Wrap up warm….
You and your plants! If you haven’t already done so, get some fleece or fleece bags ready to put over tender plants such as phormiums, cordylines, hebe and tree ferns once the frosts arrive. Cut back the stems of herbaceous perennials that have finished for the year – phlox, lupins, delphiniums. Reduce stem lengths on roses to prevent them rocking and loosening in the winds. Once you have cleaned up, and cut back your borders, they can be mulched with compost, well-rotted manure or bark.
If there’s no frost in the ground, there is just enough time to plant bare root hedging and fruit trees. New seasons roses will now be coming into garden centres, by buying them at this time of year you get the best range of varieties and the plants have chance to settle into the ground before the weather gets too bad.
Continue to clean up leaves as they fall from trees, particularly where they are likely to fall into pools, preventing them from decaying where you keep fish. If we do get some snow and ice try putting a ball onto the surface so that you can keep an area free of ice allowing the air to circulate. Pool heaters are a good idea for cold winters and the fish will congregate by the warmth!
Check heaters in glasshouses to make sure that they continue to work when needed. Try and open the doors on greenhouses occasionally to allow some fresh air in, this is especially important with paraffin heaters, where fumes build up in a closed area.
Living Colour for Christmas
Pot plants in beautiful gift bowls such as cyclamen, azalea, kalanchoe, and orchids all make great presents for Christmas – as do locally grown Poinsettias which can now be found in a range of colours. Christmas plants provide colour during the winter months and with proper care, their flowers and fruits will often live for several months.
Other plants ideal for Christmas colour are the Christmas Cherry with its shiny red-orange berries and Christmas cacti produce beautiful red, orange, white or lavender flowers.
From the end of November, fresh Christmas trees will be available. Look out for species such as Nordman Firs (Abies nordmanniana), and Norway Spruce (Picea abies). Proper care of your Christmas tree is essential to guard against loss of moisture, colour, and needle drop. Here are some tips to keep your tree fresh and beautiful so that you can enjoy it throughout the Christmas season.
When you get your tree home, leave it outside for as long as possible. When you do take it inside, make sure that you stand a saucer underneath it so that you can water it regularly.
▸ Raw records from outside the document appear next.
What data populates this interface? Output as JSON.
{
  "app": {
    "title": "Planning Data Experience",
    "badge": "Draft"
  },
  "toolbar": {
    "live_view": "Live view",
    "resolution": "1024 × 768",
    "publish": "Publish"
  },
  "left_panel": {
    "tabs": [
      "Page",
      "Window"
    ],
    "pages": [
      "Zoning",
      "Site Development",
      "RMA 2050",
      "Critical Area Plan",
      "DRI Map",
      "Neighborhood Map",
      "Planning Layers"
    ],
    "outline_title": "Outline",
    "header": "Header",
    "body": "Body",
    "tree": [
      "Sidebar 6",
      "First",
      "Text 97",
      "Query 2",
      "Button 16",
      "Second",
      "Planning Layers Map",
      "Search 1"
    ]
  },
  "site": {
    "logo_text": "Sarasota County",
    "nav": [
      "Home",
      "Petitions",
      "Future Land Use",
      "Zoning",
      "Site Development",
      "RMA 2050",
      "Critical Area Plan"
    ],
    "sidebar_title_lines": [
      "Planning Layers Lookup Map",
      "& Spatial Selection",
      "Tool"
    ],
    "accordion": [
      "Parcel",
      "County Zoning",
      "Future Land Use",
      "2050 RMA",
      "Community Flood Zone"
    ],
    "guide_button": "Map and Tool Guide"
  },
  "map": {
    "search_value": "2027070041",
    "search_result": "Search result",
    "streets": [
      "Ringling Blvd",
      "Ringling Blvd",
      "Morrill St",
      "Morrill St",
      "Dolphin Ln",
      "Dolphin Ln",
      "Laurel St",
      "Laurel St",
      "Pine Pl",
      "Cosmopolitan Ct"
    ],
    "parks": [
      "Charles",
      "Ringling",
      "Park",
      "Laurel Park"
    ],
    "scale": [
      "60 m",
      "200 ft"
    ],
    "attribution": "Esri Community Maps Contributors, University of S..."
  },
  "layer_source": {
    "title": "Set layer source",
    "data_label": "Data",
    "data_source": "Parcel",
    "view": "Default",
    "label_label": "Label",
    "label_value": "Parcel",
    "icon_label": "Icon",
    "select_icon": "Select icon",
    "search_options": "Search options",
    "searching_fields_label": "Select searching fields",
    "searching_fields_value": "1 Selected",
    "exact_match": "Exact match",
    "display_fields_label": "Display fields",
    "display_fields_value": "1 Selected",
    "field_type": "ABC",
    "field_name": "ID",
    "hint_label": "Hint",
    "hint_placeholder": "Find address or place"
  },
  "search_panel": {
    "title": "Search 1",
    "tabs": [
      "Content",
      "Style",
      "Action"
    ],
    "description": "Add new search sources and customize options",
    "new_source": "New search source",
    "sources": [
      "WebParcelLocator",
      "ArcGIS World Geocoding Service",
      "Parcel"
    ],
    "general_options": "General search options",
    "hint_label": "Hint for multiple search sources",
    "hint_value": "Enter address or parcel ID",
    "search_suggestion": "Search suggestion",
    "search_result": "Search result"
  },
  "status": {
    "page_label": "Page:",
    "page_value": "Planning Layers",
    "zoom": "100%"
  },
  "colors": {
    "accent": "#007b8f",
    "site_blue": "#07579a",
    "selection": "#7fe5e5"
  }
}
Keep the base of the tree moist whilst inside as the warm temperature and dry air will make the tree absorb water quickly. Make sure the tree is away from sources of heat such as radiators, open fires and TV sets. This will keep the loss of moisture to a minimum.
If you want a rooted tree, Nordman firs, Norway Spruce, Fraser fir and Blue Spruce are all good. Try not to keep the tree indoors for more than 14 days and after Christmas, take the tree back outside and stand against the warmest side of the house for a day or so to help the tree adjust itself to the colder outdoor temperatures. Make sure that if we get a mild spell the tree is kept watered. Hopefully you will see new shoots appear on your tree in spring.
Feed the Birds
Don’t forget the birds this winter – feed them daily, and remember that once it freezes, birds still need a supply of fresh water.
And once the weather gets too cold and frosty to get into the garden, its time to dig out the seed catalogues for 2013 and start planning for a new season! If we do get some bad weather, we have in stock bags of pure 100% rock salt, snow shovels, sledges and window scrappers.
Merry Christmas and a Happy and Healthy 2013 to you all.
This month’s tips are provided by Ann Winwood of Lealans Garden Centre, Shipley.